  8. I like the essay on Poetry Scotland. Writing about the kind of knowledge we associate with literature, Livermore says:
    “And it is a form of knowledge, not mere belief, a form of knowledge which is essentially creative in its inspiration, setting at nought the forms of ‘knowledge’ and belief which are already established. And this is what makes it such anathema to the guardians of every kind of established belief-complex and why one always takes risks in giving it utterance.”
    The corollary is that writing that does not take risks and is ‘acceptable to the guardians of every kind of established belief-complex’ does not advance or change our understanding. Put another way, safe poetry is not poetry.
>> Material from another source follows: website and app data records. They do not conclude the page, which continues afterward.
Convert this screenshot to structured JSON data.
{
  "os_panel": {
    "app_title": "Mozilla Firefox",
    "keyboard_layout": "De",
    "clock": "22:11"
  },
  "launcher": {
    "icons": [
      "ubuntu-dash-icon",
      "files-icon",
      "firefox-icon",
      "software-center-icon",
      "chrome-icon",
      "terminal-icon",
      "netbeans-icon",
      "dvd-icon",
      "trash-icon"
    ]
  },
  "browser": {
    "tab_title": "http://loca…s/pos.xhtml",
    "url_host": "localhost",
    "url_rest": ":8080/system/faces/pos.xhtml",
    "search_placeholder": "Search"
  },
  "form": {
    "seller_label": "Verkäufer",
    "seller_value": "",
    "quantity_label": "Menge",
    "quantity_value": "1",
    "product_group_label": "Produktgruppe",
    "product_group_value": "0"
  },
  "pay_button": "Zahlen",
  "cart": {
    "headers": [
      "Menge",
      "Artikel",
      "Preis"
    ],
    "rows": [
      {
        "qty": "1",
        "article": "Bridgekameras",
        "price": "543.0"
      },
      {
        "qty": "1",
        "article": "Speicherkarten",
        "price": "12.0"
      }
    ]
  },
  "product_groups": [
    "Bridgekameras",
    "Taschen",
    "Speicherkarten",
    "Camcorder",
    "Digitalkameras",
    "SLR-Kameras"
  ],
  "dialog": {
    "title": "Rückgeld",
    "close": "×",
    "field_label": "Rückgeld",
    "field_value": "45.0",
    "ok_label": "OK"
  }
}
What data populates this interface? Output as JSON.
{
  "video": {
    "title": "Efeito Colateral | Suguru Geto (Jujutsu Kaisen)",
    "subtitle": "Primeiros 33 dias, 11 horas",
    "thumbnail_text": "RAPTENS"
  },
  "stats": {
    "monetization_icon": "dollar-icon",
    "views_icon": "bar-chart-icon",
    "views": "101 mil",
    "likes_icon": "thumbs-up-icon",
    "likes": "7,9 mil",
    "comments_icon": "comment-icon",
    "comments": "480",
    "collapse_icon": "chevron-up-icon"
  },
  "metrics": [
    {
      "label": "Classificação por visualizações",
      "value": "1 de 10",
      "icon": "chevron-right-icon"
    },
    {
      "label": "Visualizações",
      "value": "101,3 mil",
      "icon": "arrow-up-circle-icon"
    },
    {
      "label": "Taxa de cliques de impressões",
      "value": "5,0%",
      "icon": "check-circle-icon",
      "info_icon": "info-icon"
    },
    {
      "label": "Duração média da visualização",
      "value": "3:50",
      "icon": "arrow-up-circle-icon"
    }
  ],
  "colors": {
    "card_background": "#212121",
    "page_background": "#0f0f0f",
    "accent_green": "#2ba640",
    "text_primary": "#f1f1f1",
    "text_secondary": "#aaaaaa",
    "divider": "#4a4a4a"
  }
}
  9. thanks for the comment Bill. I think we are slowly reaching a sort of intellectual empathy.. By ‘we’ I mean the very people who bother with checking this blog daily and sometimes comment. I am very pleased with both the content and the pace of RiZoMa. I can picture it as a field of energy which is slowly changing the frequency of Net. Excuse my ranting..

  10. Dear Luca and dear all, I find the title of the poetry very similar to ”Addio Capitalismo” by William Stabile. Even if their paths (and style) are different, the substance/matter is the same. I hope William is going to join us.
    Anyway, Ascanio Celestini’s incipit (thanks, Serena) is very close to what William S. writes in his poetry.



  11. Thanks guys this more than what I expected. My shadow seems over you again! Please, Luca don’t recall me from the grave in this beatiful Kew garden. Let me be where I was and then you will have time/space to wrote my epitaph.

    KEW 2 RIP.

Leave a Reply

Fill in your details below or click an icon to log in:

WordPress.com Logo

You are commenting using your WordPress.com account. Log Out / Change )

Twitter picture

You are commenting using your Twitter account. Log Out / Change )

Facebook photo

You are commenting using your Facebook account. Log Out / Change )

Google+ photo

You are commenting using your Google+ account. Log Out / Change )

Connecting to %s